- _Directions_: Should a line below contain the word "warning", report it.

(Data items)
%%
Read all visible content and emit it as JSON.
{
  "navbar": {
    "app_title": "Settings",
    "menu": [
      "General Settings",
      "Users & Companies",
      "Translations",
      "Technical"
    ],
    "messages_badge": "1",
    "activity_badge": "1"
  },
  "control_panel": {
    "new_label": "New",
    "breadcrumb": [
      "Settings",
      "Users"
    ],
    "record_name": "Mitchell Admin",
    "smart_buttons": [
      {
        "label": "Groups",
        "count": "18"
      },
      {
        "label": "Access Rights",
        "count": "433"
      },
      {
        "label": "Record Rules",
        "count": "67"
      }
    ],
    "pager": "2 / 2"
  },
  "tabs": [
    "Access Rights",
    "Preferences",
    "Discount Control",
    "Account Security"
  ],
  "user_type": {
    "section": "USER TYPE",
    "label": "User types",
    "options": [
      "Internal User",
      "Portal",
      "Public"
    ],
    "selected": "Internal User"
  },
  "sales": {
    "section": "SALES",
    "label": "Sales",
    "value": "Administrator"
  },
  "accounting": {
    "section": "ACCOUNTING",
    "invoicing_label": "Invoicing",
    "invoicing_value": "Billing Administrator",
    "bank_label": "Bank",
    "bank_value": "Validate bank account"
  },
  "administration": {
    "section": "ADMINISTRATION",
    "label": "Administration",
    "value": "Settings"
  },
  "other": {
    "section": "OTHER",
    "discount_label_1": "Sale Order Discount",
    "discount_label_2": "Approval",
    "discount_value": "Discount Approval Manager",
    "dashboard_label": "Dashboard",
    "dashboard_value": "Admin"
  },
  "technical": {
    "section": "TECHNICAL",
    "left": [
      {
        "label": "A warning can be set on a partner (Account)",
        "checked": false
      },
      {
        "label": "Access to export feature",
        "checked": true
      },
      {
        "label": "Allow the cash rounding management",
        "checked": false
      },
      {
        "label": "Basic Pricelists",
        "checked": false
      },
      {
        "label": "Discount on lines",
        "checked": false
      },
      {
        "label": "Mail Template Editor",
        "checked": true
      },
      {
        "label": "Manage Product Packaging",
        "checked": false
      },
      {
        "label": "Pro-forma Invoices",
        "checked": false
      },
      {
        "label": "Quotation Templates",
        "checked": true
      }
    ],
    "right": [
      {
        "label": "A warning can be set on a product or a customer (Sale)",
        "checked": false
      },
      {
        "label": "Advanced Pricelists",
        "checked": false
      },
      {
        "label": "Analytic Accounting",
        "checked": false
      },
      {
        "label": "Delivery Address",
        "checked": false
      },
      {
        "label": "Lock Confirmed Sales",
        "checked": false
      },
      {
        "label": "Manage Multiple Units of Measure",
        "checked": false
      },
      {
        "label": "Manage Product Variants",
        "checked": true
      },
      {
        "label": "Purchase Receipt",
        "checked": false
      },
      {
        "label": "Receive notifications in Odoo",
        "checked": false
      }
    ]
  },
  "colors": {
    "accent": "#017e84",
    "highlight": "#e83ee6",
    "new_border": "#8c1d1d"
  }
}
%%
- _Solution_:
        "label": "A warning can be set on a partner (Account)",
        "label": "A warning can be set on a product or a customer (Sale)",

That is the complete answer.